Prompt
Each entry below should appear again exactly as written, without pictures.

Dataset entries
◆ ◆ ◆ ◆

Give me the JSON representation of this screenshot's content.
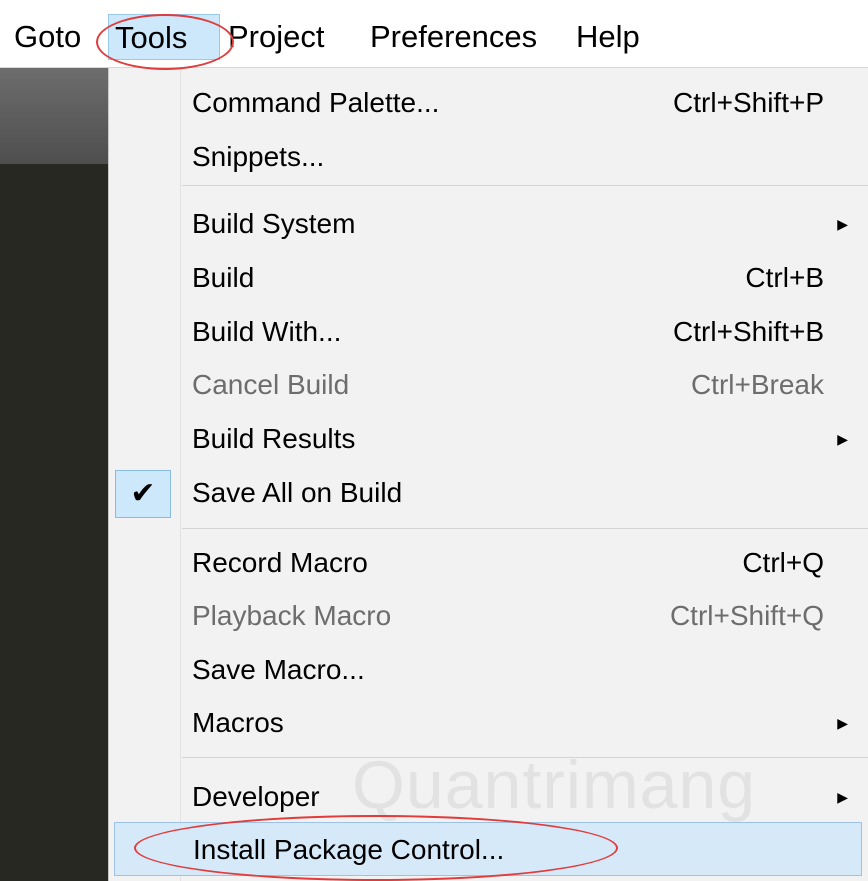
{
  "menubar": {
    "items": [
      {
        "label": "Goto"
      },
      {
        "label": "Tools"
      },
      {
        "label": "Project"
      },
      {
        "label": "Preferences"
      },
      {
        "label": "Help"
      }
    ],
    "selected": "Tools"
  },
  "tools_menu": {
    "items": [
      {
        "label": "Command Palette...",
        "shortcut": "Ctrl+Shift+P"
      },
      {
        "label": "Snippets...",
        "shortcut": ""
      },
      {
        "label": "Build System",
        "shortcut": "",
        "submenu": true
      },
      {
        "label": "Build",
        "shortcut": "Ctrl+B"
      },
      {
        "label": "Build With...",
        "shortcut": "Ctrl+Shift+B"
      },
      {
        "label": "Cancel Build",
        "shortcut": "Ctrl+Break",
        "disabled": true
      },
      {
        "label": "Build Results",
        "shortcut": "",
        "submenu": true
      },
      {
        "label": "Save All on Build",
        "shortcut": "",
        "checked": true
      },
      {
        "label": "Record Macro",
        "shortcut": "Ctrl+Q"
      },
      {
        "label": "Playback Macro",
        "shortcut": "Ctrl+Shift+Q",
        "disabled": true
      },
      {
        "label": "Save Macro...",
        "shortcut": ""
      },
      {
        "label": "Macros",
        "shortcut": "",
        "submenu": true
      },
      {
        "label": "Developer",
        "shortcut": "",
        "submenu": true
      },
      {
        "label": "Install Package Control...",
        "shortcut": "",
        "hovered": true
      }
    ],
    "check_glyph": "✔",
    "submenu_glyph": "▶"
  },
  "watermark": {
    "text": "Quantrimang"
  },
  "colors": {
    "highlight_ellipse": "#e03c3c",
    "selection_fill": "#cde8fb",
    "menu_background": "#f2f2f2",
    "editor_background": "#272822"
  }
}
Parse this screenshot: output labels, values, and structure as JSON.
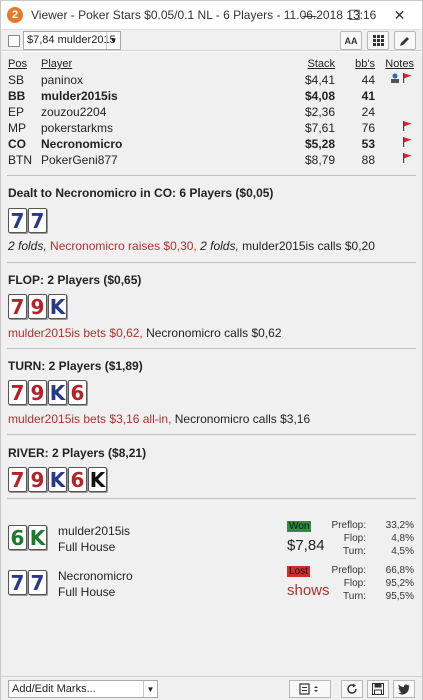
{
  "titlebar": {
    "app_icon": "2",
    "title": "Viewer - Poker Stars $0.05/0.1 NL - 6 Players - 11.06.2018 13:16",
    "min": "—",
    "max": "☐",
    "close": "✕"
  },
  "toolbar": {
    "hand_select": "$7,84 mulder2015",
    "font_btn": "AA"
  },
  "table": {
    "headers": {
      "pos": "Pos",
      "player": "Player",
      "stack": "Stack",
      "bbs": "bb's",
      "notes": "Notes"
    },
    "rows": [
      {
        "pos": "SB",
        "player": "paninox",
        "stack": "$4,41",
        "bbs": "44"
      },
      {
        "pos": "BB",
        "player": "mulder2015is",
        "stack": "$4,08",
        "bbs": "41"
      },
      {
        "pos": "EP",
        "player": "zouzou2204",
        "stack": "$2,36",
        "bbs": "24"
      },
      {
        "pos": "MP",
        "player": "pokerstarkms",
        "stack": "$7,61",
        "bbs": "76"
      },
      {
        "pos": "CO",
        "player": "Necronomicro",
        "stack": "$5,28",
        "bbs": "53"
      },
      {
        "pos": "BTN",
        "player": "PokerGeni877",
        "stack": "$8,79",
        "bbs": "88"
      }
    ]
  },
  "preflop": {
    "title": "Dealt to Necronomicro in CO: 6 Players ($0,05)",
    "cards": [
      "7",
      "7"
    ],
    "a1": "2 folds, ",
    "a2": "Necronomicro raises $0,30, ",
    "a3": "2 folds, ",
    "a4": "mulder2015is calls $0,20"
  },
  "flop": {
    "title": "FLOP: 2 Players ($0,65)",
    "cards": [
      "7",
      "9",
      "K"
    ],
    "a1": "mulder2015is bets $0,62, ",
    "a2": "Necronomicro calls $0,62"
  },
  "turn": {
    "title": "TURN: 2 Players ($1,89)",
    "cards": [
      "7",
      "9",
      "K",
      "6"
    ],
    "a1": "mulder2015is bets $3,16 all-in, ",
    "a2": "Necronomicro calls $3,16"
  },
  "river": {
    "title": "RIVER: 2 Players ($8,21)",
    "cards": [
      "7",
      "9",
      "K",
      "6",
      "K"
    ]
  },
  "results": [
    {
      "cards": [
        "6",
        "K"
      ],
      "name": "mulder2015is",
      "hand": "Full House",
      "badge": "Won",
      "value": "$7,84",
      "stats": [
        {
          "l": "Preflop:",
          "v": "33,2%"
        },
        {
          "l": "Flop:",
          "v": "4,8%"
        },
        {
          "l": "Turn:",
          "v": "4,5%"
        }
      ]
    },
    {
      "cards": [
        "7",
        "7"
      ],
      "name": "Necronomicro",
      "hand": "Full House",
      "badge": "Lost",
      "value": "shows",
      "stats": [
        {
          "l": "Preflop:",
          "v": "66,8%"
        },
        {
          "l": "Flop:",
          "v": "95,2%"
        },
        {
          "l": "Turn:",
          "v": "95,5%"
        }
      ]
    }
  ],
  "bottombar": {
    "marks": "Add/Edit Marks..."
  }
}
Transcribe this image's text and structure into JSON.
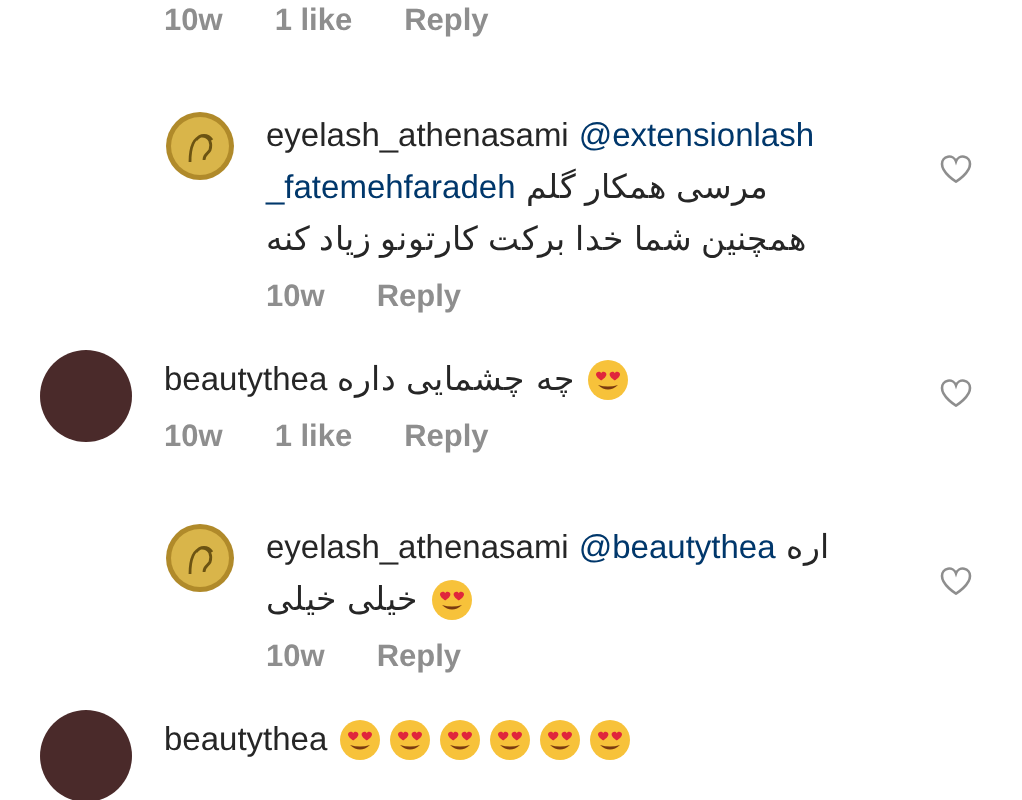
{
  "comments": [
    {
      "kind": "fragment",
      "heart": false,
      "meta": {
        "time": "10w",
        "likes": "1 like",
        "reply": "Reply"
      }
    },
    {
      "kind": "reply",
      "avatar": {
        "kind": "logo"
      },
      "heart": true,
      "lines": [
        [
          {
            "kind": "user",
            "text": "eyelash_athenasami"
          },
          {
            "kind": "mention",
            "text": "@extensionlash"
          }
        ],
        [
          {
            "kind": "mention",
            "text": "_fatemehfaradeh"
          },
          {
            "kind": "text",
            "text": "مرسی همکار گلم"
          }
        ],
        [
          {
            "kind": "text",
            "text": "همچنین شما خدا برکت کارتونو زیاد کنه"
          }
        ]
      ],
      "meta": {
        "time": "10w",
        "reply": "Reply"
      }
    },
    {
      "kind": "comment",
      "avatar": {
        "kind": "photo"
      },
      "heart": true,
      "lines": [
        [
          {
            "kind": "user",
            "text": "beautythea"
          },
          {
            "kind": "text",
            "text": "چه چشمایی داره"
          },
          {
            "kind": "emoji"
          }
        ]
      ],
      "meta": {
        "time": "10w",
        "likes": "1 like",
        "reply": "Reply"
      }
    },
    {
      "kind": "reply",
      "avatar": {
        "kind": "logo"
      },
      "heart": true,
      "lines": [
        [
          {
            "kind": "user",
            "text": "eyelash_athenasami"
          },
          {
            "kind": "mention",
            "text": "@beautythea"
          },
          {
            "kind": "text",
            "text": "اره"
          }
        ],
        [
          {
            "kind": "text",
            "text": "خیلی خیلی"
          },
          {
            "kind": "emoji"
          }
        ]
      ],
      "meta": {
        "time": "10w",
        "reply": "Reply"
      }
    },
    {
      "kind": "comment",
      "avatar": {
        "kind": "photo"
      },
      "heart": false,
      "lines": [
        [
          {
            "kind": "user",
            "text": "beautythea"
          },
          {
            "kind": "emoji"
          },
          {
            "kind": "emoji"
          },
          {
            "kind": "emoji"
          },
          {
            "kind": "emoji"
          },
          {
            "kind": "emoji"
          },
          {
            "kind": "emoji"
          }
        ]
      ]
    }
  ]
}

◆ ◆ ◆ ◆

The completed task
Give me the JSON representation of this screenshot's content.
{
  "menubar": {
    "items": [
      {
        "label": "Goto"
      },
      {
        "label": "Tools"
      },
      {
        "label": "Project"
      },
      {
        "label": "Preferences"
      },
      {
        "label": "Help"
      }
    ],
    "selected": "Tools"
  },
  "tools_menu": {
    "items": [
      {
        "label": "Command Palette...",
        "shortcut": "Ctrl+Shift+P"
      },
      {
        "label": "Snippets...",
        "shortcut": ""
      },
      {
        "label": "Build System",
        "shortcut": "",
        "submenu": true
      },
      {
        "label": "Build",
        "shortcut": "Ctrl+B"
      },
      {
        "label": "Build With...",
        "shortcut": "Ctrl+Shift+B"
      },
      {
        "label": "Cancel Build",
        "shortcut": "Ctrl+Break",
        "disabled": true
      },
      {
        "label": "Build Results",
        "shortcut": "",
        "submenu": true
      },
      {
        "label": "Save All on Build",
        "shortcut": "",
        "checked": true
      },
      {
        "label": "Record Macro",
        "shortcut": "Ctrl+Q"
      },
      {
        "label": "Playback Macro",
        "shortcut": "Ctrl+Shift+Q",
        "disabled": true
      },
      {
        "label": "Save Macro...",
        "shortcut": ""
      },
      {
        "label": "Macros",
        "shortcut": "",
        "submenu": true
      },
      {
        "label": "Developer",
        "shortcut": "",
        "submenu": true
      },
      {
        "label": "Install Package Control...",
        "shortcut": "",
        "hovered": true
      }
    ],
    "check_glyph": "✔",
    "submenu_glyph": "▶"
  },
  "watermark": {
    "text": "Quantrimang"
  },
  "colors": {
    "highlight_ellipse": "#e03c3c",
    "selection_fill": "#cde8fb",
    "menu_background": "#f2f2f2",
    "editor_background": "#272822"
  }
}
Parse this screenshot: output labels, values, and structure as JSON.
{
  "titlebar": {
    "app_icon": "2",
    "title": "Viewer - Poker Stars $0.05/0.1 NL - 6 Players - 11.06.2018 13:16",
    "min": "—",
    "max": "☐",
    "close": "✕"
  },
  "toolbar": {
    "hand_select": "$7,84 mulder2015",
    "font_btn": "AA"
  },
  "table": {
    "headers": {
      "pos": "Pos",
      "player": "Player",
      "stack": "Stack",
      "bbs": "bb's",
      "notes": "Notes"
    },
    "rows": [
      {
        "pos": "SB",
        "player": "paninox",
        "stack": "$4,41",
        "bbs": "44"
      },
      {
        "pos": "BB",
        "player": "mulder2015is",
        "stack": "$4,08",
        "bbs": "41"
      },
      {
        "pos": "EP",
        "player": "zouzou2204",
        "stack": "$2,36",
        "bbs": "24"
      },
      {
        "pos": "MP",
        "player": "pokerstarkms",
        "stack": "$7,61",
        "bbs": "76"
      },
      {
        "pos": "CO",
        "player": "Necronomicro",
        "stack": "$5,28",
        "bbs": "53"
      },
      {
        "pos": "BTN",
        "player": "PokerGeni877",
        "stack": "$8,79",
        "bbs": "88"
      }
    ]
  },
  "preflop": {
    "title": "Dealt to Necronomicro in CO: 6 Players ($0,05)",
    "cards": [
      "7",
      "7"
    ],
    "a1": "2 folds, ",
    "a2": "Necronomicro raises $0,30, ",
    "a3": "2 folds, ",
    "a4": "mulder2015is calls $0,20"
  },
  "flop": {
    "title": "FLOP: 2 Players ($0,65)",
    "cards": [
      "7",
      "9",
      "K"
    ],
    "a1": "mulder2015is bets $0,62, ",
    "a2": "Necronomicro calls $0,62"
  },
  "turn": {
    "title": "TURN: 2 Players ($1,89)",
    "cards": [
      "7",
      "9",
      "K",
      "6"
    ],
    "a1": "mulder2015is bets $3,16 all-in, ",
    "a2": "Necronomicro calls $3,16"
  },
  "river": {
    "title": "RIVER: 2 Players ($8,21)",
    "cards": [
      "7",
      "9",
      "K",
      "6",
      "K"
    ]
  },
  "results": [
    {
      "cards": [
        "6",
        "K"
      ],
      "name": "mulder2015is",
      "hand": "Full House",
      "badge": "Won",
      "value": "$7,84",
      "stats": [
        {
          "l": "Preflop:",
          "v": "33,2%"
        },
        {
          "l": "Flop:",
          "v": "4,8%"
        },
        {
          "l": "Turn:",
          "v": "4,5%"
        }
      ]
    },
    {
      "cards": [
        "7",
        "7"
      ],
      "name": "Necronomicro",
      "hand": "Full House",
      "badge": "Lost",
      "value": "shows",
      "stats": [
        {
          "l": "Preflop:",
          "v": "66,8%"
        },
        {
          "l": "Flop:",
          "v": "95,2%"
        },
        {
          "l": "Turn:",
          "v": "95,5%"
        }
      ]
    }
  ],
  "bottombar": {
    "marks": "Add/Edit Marks..."
  }
}
Transcribe this image's text and structure into JSON.
{
  "comments": [
    {
      "kind": "fragment",
      "heart": false,
      "meta": {
        "time": "10w",
        "likes": "1 like",
        "reply": "Reply"
      }
    },
    {
      "kind": "reply",
      "avatar": {
        "kind": "logo"
      },
      "heart": true,
      "lines": [
        [
          {
            "kind": "user",
            "text": "eyelash_athenasami"
          },
          {
            "kind": "mention",
            "text": "@extensionlash"
          }
        ],
        [
          {
            "kind": "mention",
            "text": "_fatemehfaradeh"
          },
          {
            "kind": "text",
            "text": "مرسی همکار گلم"
          }
        ],
        [
          {
            "kind": "text",
            "text": "همچنین شما خدا برکت کارتونو زیاد کنه"
          }
        ]
      ],
      "meta": {
        "time": "10w",
        "reply": "Reply"
      }
    },
    {
      "kind": "comment",
      "avatar": {
        "kind": "photo"
      },
      "heart": true,
      "lines": [
        [
          {
            "kind": "user",
            "text": "beautythea"
          },
          {
            "kind": "text",
            "text": "چه چشمایی داره"
          },
          {
            "kind": "emoji"
          }
        ]
      ],
      "meta": {
        "time": "10w",
        "likes": "1 like",
        "reply": "Reply"
      }
    },
    {
      "kind": "reply",
      "avatar": {
        "kind": "logo"
      },
      "heart": true,
      "lines": [
        [
          {
            "kind": "user",
            "text": "eyelash_athenasami"
          },
          {
            "kind": "mention",
            "text": "@beautythea"
          },
          {
            "kind": "text",
            "text": "اره"
          }
        ],
        [
          {
            "kind": "text",
            "text": "خیلی خیلی"
          },
          {
            "kind": "emoji"
          }
        ]
      ],
      "meta": {
        "time": "10w",
        "reply": "Reply"
      }
    },
    {
      "kind": "comment",
      "avatar": {
        "kind": "photo"
      },
      "heart": false,
      "lines": [
        [
          {
            "kind": "user",
            "text": "beautythea"
          },
          {
            "kind": "emoji"
          },
          {
            "kind": "emoji"
          },
          {
            "kind": "emoji"
          },
          {
            "kind": "emoji"
          },
          {
            "kind": "emoji"
          },
          {
            "kind": "emoji"
          }
        ]
      ]
    }
  ]
}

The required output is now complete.